    information to develop the best feasible control
    methods, often using natural pathways to promote
    sustainable control when possible
  • In a way that is the least harmful to people,
    property and environment and still cost effective
  • Emphasis is on pest control not eradication
  • Targeted, finely tuned common-sense methods as
    opposed to indiscreminate toxification of
  • A return to old-school, pre-chemical industry
    methods of pest management
  • 4 Tiered Approach Pest Action Threshold,
    Information Building, Prevention First, Control
    and Reduction (biological first, then narrow
    range synthetic, then broad spectrum synthetic
    (see IPM Notes ppt for more details)

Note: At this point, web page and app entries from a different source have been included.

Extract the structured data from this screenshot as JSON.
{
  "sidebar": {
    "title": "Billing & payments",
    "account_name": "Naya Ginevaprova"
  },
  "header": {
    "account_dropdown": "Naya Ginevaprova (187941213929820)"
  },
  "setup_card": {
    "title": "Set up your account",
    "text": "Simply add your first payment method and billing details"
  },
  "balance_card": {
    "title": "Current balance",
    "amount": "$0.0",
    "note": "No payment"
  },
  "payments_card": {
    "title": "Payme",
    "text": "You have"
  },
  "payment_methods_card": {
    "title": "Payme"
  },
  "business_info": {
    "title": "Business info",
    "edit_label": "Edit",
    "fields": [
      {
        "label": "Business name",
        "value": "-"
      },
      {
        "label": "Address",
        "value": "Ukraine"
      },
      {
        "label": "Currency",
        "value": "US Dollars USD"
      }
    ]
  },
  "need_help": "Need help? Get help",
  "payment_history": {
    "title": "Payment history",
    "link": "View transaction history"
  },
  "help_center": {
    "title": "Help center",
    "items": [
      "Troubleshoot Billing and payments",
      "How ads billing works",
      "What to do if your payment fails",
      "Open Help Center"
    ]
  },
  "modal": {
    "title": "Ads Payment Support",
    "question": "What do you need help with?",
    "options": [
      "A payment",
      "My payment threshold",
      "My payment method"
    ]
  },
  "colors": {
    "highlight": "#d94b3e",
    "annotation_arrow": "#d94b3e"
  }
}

SOCIOECONOMIC ISSUESbalancing crop yield,
nutrition, cosmetics and cash
  • Economic
  • Threshold
  • Insurance
  • Spraying
  • Cosmetic
  • Spraying
  • Snow white
  • syndrome
  • Organic
  • growing

Pg. 433
Concerns when regulating pesticide
  • Evaluated for intended use and impacts on
    environmental health
  • Proper training and safety of agricultural
    workers using it
  • Risk of pesticide residue on our food

PUBLIC POLICY (pg 432 433)
  • FFDCA 1938 (Federal Food, Drug, and Cosmetic Act)
    is a piece of legislation that first started the
    control pesticide residues left on food eaten in
    the US the Delaney Clause was controversial
    because it prevented any trace of a pesticide
    that had evidence of being carcinogenic in lab
    animal tests (too restrictive?)
  • 3 agencies involved EPA sets allowable
    tolerances ? FDA monitors and enforces all food
    except meat while USDA (US Dept of Ag) enforces
    meat, poultry and eggs
  • FIFRA 1947 1972 (Federal Insecticide,
    Fungicide, and Rodenticide Act)
  • Must register pesticide, label lists active
  • FQPA 1996 (Food Quality Protection Act)
  • The new law regulating safe amounts of pesticide
    residue on food, requiring reasonable certainty
    of no harm, especially in chronic cause of cancer
    or exposure to children
  • Developing Countries and Importing Foods
  • Prior informed consent (PIC) managed by FAO
    importers and exporters inform each other of

New Policy Needs
  • Reduction of pesticide use
  • Develop methods that rely on biological control
    and use of natural processes
  • Adopt IPM practices
  • Adopt precautionary principle (like European
    Union has) of requiring burden of proof on
    manufacturers not consumers, meaning a new
    chemical must be proven safe rather than assumed
    safe until long term problems develop

  • DDT was not used for handling weeds but has saved
    millions of lives by controlling disease-causing
  • The 1948 Nobel prize was awarded to Paul Muller
    for discovering DDT
  • DDT is a cheap, persistent, synthetic, organic,
    compound is subject to biomagnifications in
    food chains

  • Lyme disease can be transferred to humans through
    a bite from an infected tick (vector)
  • Mosquitoes are the vector for Malaria
  • The protozoan of the genus Plasmodium is the
    causative agent of malaria
  • DDT is great at killing mosquitoes should we use
  • Lack of access to safe drinking water is a major
    cause of disease transmission in developing